When you visit a company for a job interview, the first person to whom you speak will commonly be the receptionist. Even if you're focused on the interview itself, you want to avoid being curt or rude with the receptionist. Not only could the hiring manager be listening to this interaction in a nearby office, but he or she could also ask the receptionist for his or her thoughts on you after you depart. Being friendly, polite, and professional with the receptionist may actually make a difference in your hopes of landing the job. Here are some tips to follow.
Greet In A Proper Manner
While you might have the urge to simply approach the receptionist and state that you're here for a job interview, this could seem a bit curt. There are a couple ways to greet the receptionist in a polite and friendly way. One is to ask the person how his or her day is going before you indicate the purpose of your visit, and the other is to explain who you are, why you're there, and then ask the receptionist how his or her day is going. Either approach is fine, as long as you do so in a friendly manner. For example, you might say, "That's a beautiful spring day, isn't it?" And then, after the receptionist responds, you could say, "My name is Alison Martin, and I'm here for an interview with Laura Willingham."
Don't Fuss Over Delays
Sometimes, the receptionist will tell you that the hiring manager is running late. This can often happen if he or she is interviewing numerous people in a row. The wrong response is to act inconvenienced by perhaps sighing, rolling your eyes, or saying that you're on a tight schedule. Always respond to this news in a positive manner. For example, you could say," That's absolutely no problem. I'll just grab a seat here and be ready whenever he or she is ready for me."
Assess The Receptionist While You Wait

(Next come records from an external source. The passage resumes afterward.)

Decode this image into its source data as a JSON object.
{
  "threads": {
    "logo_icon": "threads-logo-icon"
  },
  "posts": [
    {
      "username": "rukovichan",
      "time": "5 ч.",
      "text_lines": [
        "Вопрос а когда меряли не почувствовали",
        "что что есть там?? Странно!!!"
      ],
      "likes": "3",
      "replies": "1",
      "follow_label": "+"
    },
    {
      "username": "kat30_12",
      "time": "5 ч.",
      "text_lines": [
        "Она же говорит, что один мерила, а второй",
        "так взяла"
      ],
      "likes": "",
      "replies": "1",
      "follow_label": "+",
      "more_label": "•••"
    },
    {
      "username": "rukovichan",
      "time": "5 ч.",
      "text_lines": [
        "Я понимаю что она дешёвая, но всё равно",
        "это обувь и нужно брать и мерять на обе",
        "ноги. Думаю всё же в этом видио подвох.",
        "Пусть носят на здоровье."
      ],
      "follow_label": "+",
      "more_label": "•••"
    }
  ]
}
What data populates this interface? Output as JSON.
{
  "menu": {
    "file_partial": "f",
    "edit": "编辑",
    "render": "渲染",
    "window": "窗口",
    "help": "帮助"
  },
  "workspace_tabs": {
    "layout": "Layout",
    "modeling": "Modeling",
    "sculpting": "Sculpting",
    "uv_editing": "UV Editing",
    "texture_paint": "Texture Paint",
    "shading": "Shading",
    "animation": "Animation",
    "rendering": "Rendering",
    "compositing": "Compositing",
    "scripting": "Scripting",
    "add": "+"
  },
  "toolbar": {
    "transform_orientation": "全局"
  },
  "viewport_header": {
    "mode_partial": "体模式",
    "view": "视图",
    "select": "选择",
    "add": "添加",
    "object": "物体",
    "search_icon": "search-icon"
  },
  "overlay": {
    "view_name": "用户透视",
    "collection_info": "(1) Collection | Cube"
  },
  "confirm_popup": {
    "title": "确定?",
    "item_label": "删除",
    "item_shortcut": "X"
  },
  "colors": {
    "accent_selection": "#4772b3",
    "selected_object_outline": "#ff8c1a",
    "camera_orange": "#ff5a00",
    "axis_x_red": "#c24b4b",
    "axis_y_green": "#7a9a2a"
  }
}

In an effort to seem friendly, you might want to make small talk with the receptionist while you wait. This conversation may also be helpful for calming your nerves. However, you should always assess the situation. If the receptionist is busy typing or organizing files, your words may be a distraction. This can send a bad message. However, if he or she initiates conversation with you, it's an invitation to exchange pleasantries that may send a positive message about you right away.
Contact an employee staffing service for more help in landing a job.Share